» What to produce: Write out the data again exactly, skipping every picture.

» Records for the task:
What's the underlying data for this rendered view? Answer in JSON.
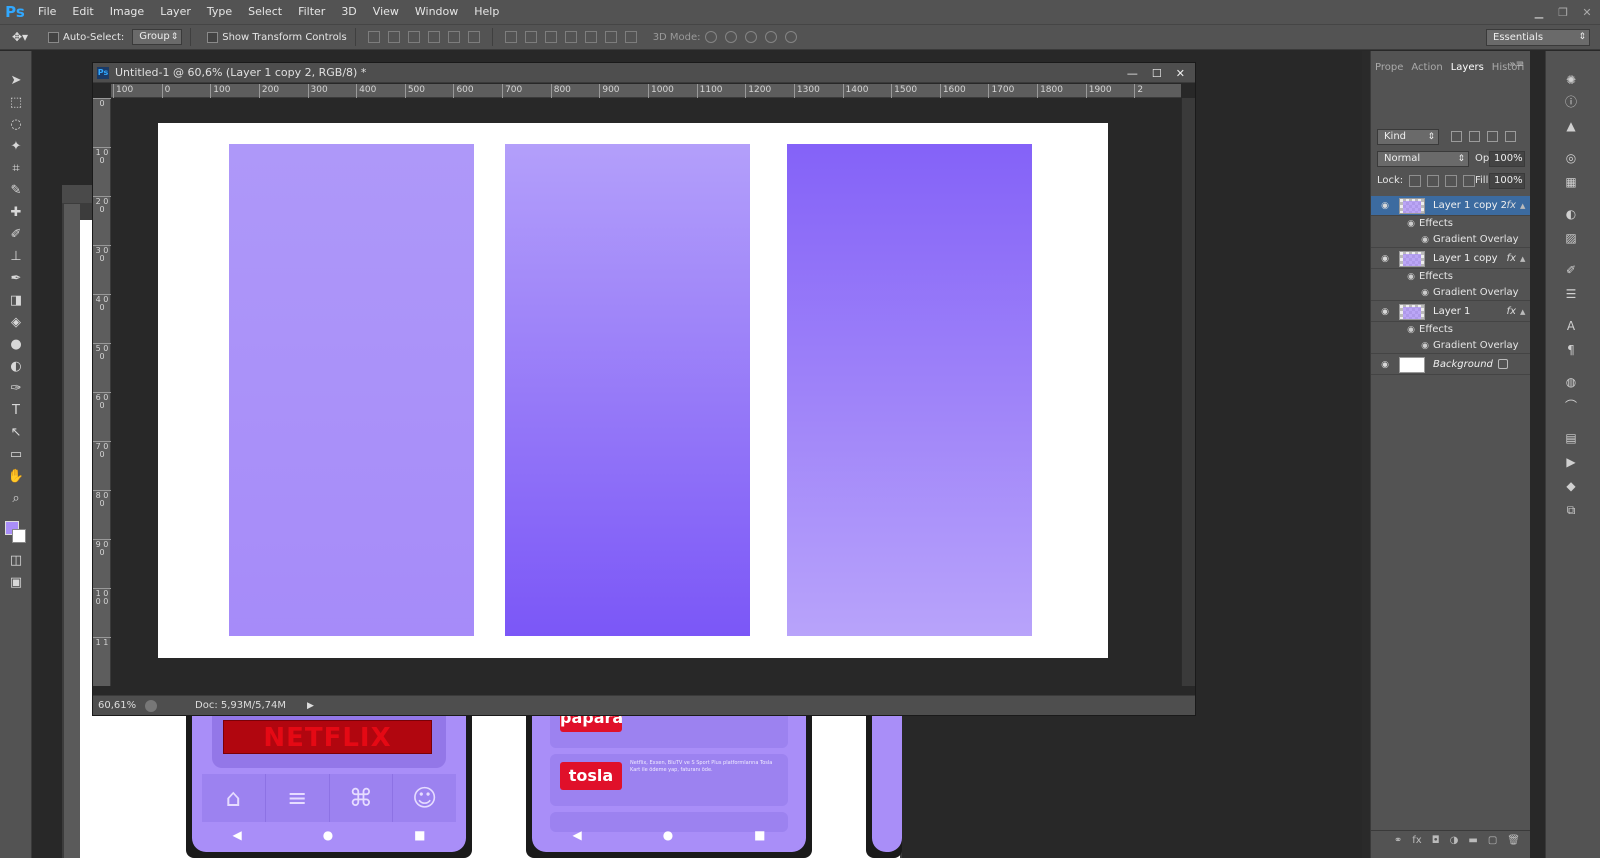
{
  "app": {
    "logo": "Ps",
    "menu": [
      "File",
      "Edit",
      "Image",
      "Layer",
      "Type",
      "Select",
      "Filter",
      "3D",
      "View",
      "Window",
      "Help"
    ]
  },
  "options_bar": {
    "auto_select_label": "Auto-Select:",
    "auto_select_value": "Group",
    "transform_label": "Show Transform Controls",
    "mode3d_label": "3D Mode:",
    "workspace": "Essentials"
  },
  "document": {
    "title": "Untitled-1 @ 60,6% (Layer 1 copy 2, RGB/8) *",
    "ruler_top": [
      "100",
      "0",
      "100",
      "200",
      "300",
      "400",
      "500",
      "600",
      "700",
      "800",
      "900",
      "1000",
      "1100",
      "1200",
      "1300",
      "1400",
      "1500",
      "1600",
      "1700",
      "1800",
      "1900",
      "2"
    ],
    "ruler_left": [
      "0",
      "1 0 0",
      "2 0 0",
      "3 0 0",
      "4 0 0",
      "5 0 0",
      "6 0 0",
      "7 0 0",
      "8 0 0",
      "9 0 0",
      "1 0 0 0",
      "1 1"
    ],
    "zoom": "60,61%",
    "doc_info": "Doc: 5,93M/5,74M",
    "panels": [
      {
        "gradient_from": "#ae98f9",
        "gradient_to": "#a68bf9"
      },
      {
        "gradient_from": "#b39ffa",
        "gradient_to": "#7b57f7"
      },
      {
        "gradient_from": "#8462f8",
        "gradient_to": "#b8a3fa"
      }
    ]
  },
  "background_doc": {
    "netflix_label": "NETFLIX",
    "papara_label": "papara",
    "tosla_label": "tosla",
    "tosla_text": "Netflix, Exxen, BluTV ve S Sport Plus platformlarına Tosla Kart ile ödeme yap, faturanı öde."
  },
  "layers_panel": {
    "tabs": [
      "Prope",
      "Action",
      "Layers",
      "Histori"
    ],
    "active_tab": "Layers",
    "kind_label": "Kind",
    "blend_mode": "Normal",
    "opacity_label": "Opacity:",
    "opacity_value": "100%",
    "lock_label": "Lock:",
    "fill_label": "Fill:",
    "fill_value": "100%",
    "layers": [
      {
        "name": "Layer 1 copy 2",
        "effects": "Effects",
        "overlay": "Gradient Overlay",
        "selected": true
      },
      {
        "name": "Layer 1 copy",
        "effects": "Effects",
        "overlay": "Gradient Overlay",
        "selected": false
      },
      {
        "name": "Layer 1",
        "effects": "Effects",
        "overlay": "Gradient Overlay",
        "selected": false
      }
    ],
    "background_layer": "Background",
    "fx_label": "fx"
  },
  "colors": {
    "foreground": "#a98ef8",
    "background": "#ffffff",
    "selection": "#3c6ba0"
  }
}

» Response box:
What's the underlying data for this rendered view? Answer in JSON.
{
  "app": {
    "logo": "Ps",
    "menu": [
      "File",
      "Edit",
      "Image",
      "Layer",
      "Type",
      "Select",
      "Filter",
      "3D",
      "View",
      "Window",
      "Help"
    ]
  },
  "options_bar": {
    "auto_select_label": "Auto-Select:",
    "auto_select_value": "Group",
    "transform_label": "Show Transform Controls",
    "mode3d_label": "3D Mode:",
    "workspace": "Essentials"
  },
  "document": {
    "title": "Untitled-1 @ 60,6% (Layer 1 copy 2, RGB/8) *",
    "ruler_top": [
      "100",
      "0",
      "100",
      "200",
      "300",
      "400",
      "500",
      "600",
      "700",
      "800",
      "900",
      "1000",
      "1100",
      "1200",
      "1300",
      "1400",
      "1500",
      "1600",
      "1700",
      "1800",
      "1900",
      "2"
    ],
    "ruler_left": [
      "0",
      "1 0 0",
      "2 0 0",
      "3 0 0",
      "4 0 0",
      "5 0 0",
      "6 0 0",
      "7 0 0",
      "8 0 0",
      "9 0 0",
      "1 0 0 0",
      "1 1"
    ],
    "zoom": "60,61%",
    "doc_info": "Doc: 5,93M/5,74M",
    "panels": [
      {
        "gradient_from": "#ae98f9",
        "gradient_to": "#a68bf9"
      },
      {
        "gradient_from": "#b39ffa",
        "gradient_to": "#7b57f7"
      },
      {
        "gradient_from": "#8462f8",
        "gradient_to": "#b8a3fa"
      }
    ]
  },
  "background_doc": {
    "netflix_label": "NETFLIX",
    "papara_label": "papara",
    "tosla_label": "tosla",
    "tosla_text": "Netflix, Exxen, BluTV ve S Sport Plus platformlarına Tosla Kart ile ödeme yap, faturanı öde."
  },
  "layers_panel": {
    "tabs": [
      "Prope",
      "Action",
      "Layers",
      "Histori"
    ],
    "active_tab": "Layers",
    "kind_label": "Kind",
    "blend_mode": "Normal",
    "opacity_label": "Opacity:",
    "opacity_value": "100%",
    "lock_label": "Lock:",
    "fill_label": "Fill:",
    "fill_value": "100%",
    "layers": [
      {
        "name": "Layer 1 copy 2",
        "effects": "Effects",
        "overlay": "Gradient Overlay",
        "selected": true
      },
      {
        "name": "Layer 1 copy",
        "effects": "Effects",
        "overlay": "Gradient Overlay",
        "selected": false
      },
      {
        "name": "Layer 1",
        "effects": "Effects",
        "overlay": "Gradient Overlay",
        "selected": false
      }
    ],
    "background_layer": "Background",
    "fx_label": "fx"
  },
  "colors": {
    "foreground": "#a98ef8",
    "background": "#ffffff",
    "selection": "#3c6ba0"
  }
}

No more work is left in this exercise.